Then there are brands, like Curology, which use the expertise of medically-trained providers (doctors, physician assistants), to create unique formulations that target breakouts, fine lines, and other skin concerns. Similarly, there is Docent, which employs medical doctors to assess a makeup-free selfie and vanity shelfie before shipping your skin prescription.
Machine learning is even being used to improve the subscription box model. “We use data to connect customers to products that work and curate high-performing skin-care routines that they never would have assembled on their own,” says Katrina Moreno Lewis, founder and CEO of Kura Skin, a quarterly subscription box that offers a complete, bespoke routine — from cleanser to sunscreen — that starts at $99 or can be purchased as a one-off.
Quickly and effectively calming redness, fading melasma, and beating breakouts with the help of technology sounds like a dream, but this data-driven trend brings up important questions. First, can an at-home quiz really unlock the secret to healthier skin?
“Self-reported data has limits,” says Corey L. Hartman, M.D., a board-certified dermatologist based in Birmingham, Alabama, explaining that the very language we use to describe our skin concerns is up for interpretation. “There aren’t very many specific parameters or criteria for some of these terms that we put a lot of credibility on.”
For example, he says the reason why medical papers don’t use the terms “dry,” “oily,” or “combination” is that they mean different things to different people. “These are things that we talk about in beauty spaces and marketing, but in terms of real scientific data, there’s nothing that’s tied to that, so what does it really mean?”
Another question to consider is how our personal health data is being stored and used. Margaret Foster Riley, a health privacy expert and professor of law at The University of Virginia, raises a few red flags about this growing trend. “Sometimes you’ll see companies will assert that they’ll never sell or use your data improperly but what’s unclear is what happens in a succession context,” she says, noting that your data might not be protected in a bankruptcy or acquisition (both common with startups).
Then there are potential long-term risks: “A lot of people [who willingly provide their data to companies] are young and healthy and not thinking of the impact that might be with health insurance or, even in some contexts, employment,” Riley adds. “They go into it willing to share everything, then, later on, they recognize that if things come out they may have an obligation to share it with a long-term care company or a life insurance company and they weren’t thinking about that at the time.” It gets more complicated when more-in depth tests are involved, a natural progression of the trend we are undoubtedly going to see increasing.
Take Veracity Selfcare, the New York City-based startup’s process starts with a $149 mail-in spit test, but unlike genealogy companies like 23andMe that look at DNA, it’s checking hormones — like estrogen and testosterone — and pH levels. “Our test results give women real insights into the state of their hormones and offer solutions that will improve their skin health, from skin-care products and ingredients they should use to diet and lifestyle recommendations tailored to their unique biofactors,” says founder and CEO Allie Egan.
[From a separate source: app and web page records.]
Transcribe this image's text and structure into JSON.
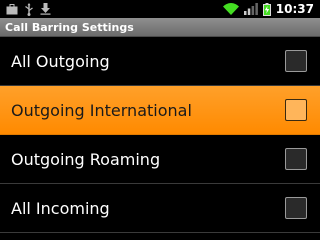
{
  "status_bar": {
    "time": "10:37",
    "icons": [
      "briefcase-icon",
      "usb-icon",
      "download-icon",
      "wifi-icon",
      "signal-icon",
      "battery-charging-icon"
    ]
  },
  "title": "Call Barring Settings",
  "items": [
    {
      "label": "All Outgoing",
      "checked": false,
      "selected": false
    },
    {
      "label": "Outgoing International",
      "checked": false,
      "selected": true
    },
    {
      "label": "Outgoing Roaming",
      "checked": false,
      "selected": false
    },
    {
      "label": "All Incoming",
      "checked": false,
      "selected": false
    }
  ],
  "colors": {
    "selection": "#ff9200",
    "background": "#000000",
    "wifi": "#44dd22"
  }
}
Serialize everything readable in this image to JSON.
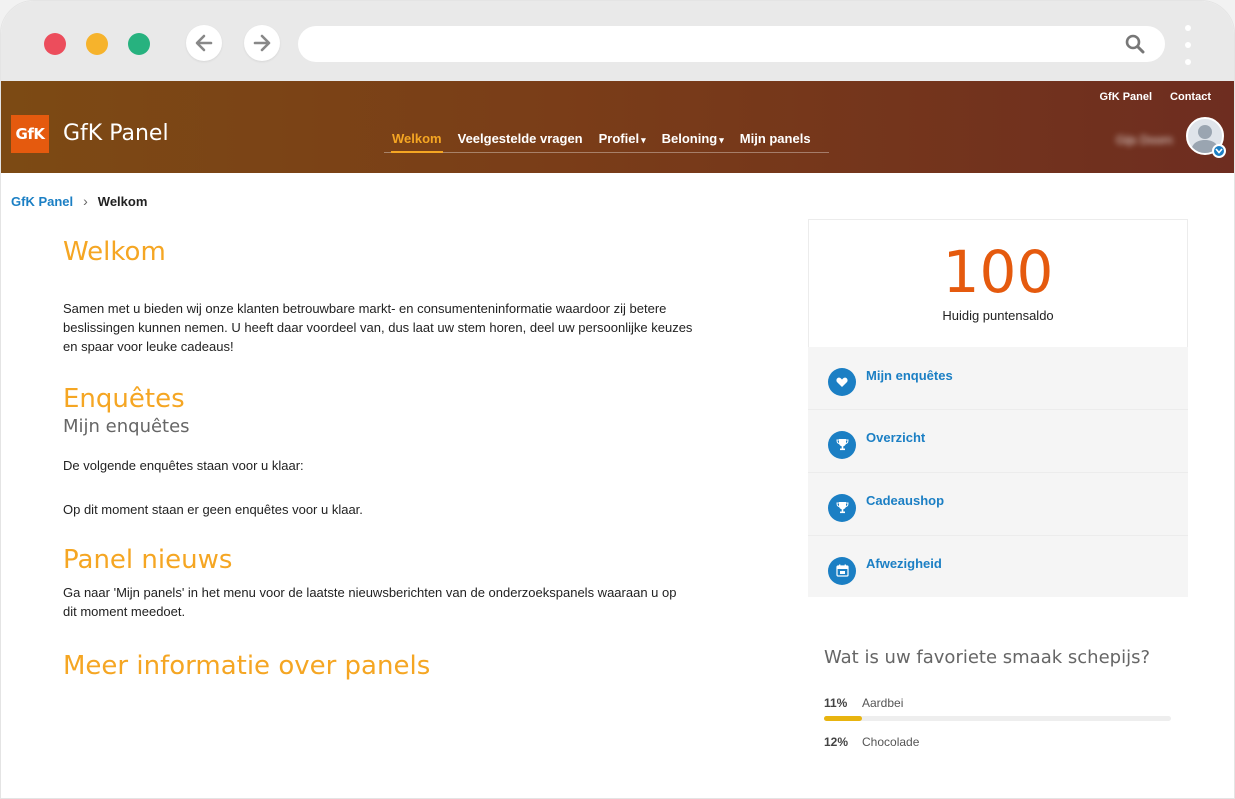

Right now, the tech is geared towards women, but Egan says they plan to expand to men in the future. “We focus on women because we test estrogen and progesterone, which are female dominant hormones, but have had men take the test,” she says. “In the future, we’ll be able to provide more customized insight for men.”
For example, if Veracity’s test shows low estrogen levels, which could mean decreased collagen production, its algorithm would then prompt the website to recommend a collagen-boosting serum or something from its own line of products, like its Bioevolve Serum for $85 or Bioevolve Moisturizer for $75.